Organ and Rivas often share the story of former NBA player Spencer Haywood, who, following the guidance of his agent, turned down an opportunity to own stock in Nike. Instead, Haywood accepted upfront cash in exchange for promoting the brand. Given today’s valuation of the company, he missed out on billions of dollars.
“Our goal in Disruptive is to set the trend,” Organ said. “We’re here to make change for the better.”
Since Organ and Bourne began working together in February 2020, their partnership has gotten off to a strong start. This offseason, Organ secured Bourne a multiyear contract at the start of a slow-developing market for free agent receivers.
Organ has also taken steps to help generate more marketing opportunities, something Bourne felt was missing when working with the first agent he hired.
Bourne has launched a YouTube channel, with more than 25,000 subscribers, where he shares videos that document his training and eating habits, along with vlogs and Q&As. He’s forming a presence on the streaming service Twitch, as well.
Regardless of how the money comes in — via the team, via a brand, via an appearance — Organ emphasized the way a player manages $1,000 and $100,000 should be no different.
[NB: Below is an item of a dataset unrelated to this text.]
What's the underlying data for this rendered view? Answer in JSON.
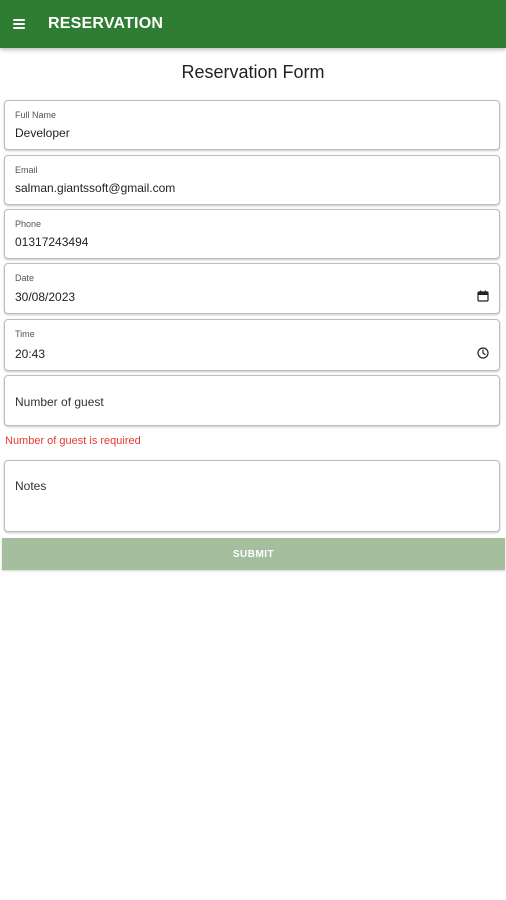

The key is to start financial planning early.
“We don’t want to play the behind game,” Bourne said. “I played that game too long in my career. I’m behind where I should be in my life in off-the-field stuff.”
Bourne calls himself a firsthand example showcasing Organ’s work behind the scenes. Organ, who represents two other players, Lions tight end Hunter Bryant and Dolphins running back Salvon Ahmed, eventually hopes to scale his business and expand his clientele.
Outside of money management, Organ makes sure to hold Bourne accountable in other areas, too. In years past, Bourne maintained a much more casual approach to his training. Now, he’s established a consistent schedule, working out daily with a trainer in his home state of Oregon.
“I would just go to the field one day here, one day there,” Bourne said. “But I’m trying to be a 1,000-yard guy, 10-touchdown guy, 100-catches guy, so I have to do everything it takes rather than just a little bit. That’s the main thing I want to show.”
Bourne expressed an eagerness to start a new chapter of his career with the Patriots. He, alongside fellow wide receiver Nelson Agholor and tight ends Jonnu Smith and Hunter Herny, will play a critical role in New England’s revamped offense.
While he works on preparing to deliver on the field, Bourne will continue positioning himself for the future off the field. Up next is buying his first house. He is interested in further pursuing real estate, with hopes of one day owning his own apartment building in the burgeoning city of Portland, Ore.
In the meantime, though, he’ll keep working hard, collaborating with Organ, and managing his finances accordingly.
“Shoutout to my dog, Henry,” he said. “We play to take care of our families. If you don’t have anything to show for that after you’re done, you’ll feel that you’re a failure. Life goes on, but this opportunity doesn’t come to everyone and everyone doesn’t take advantage.”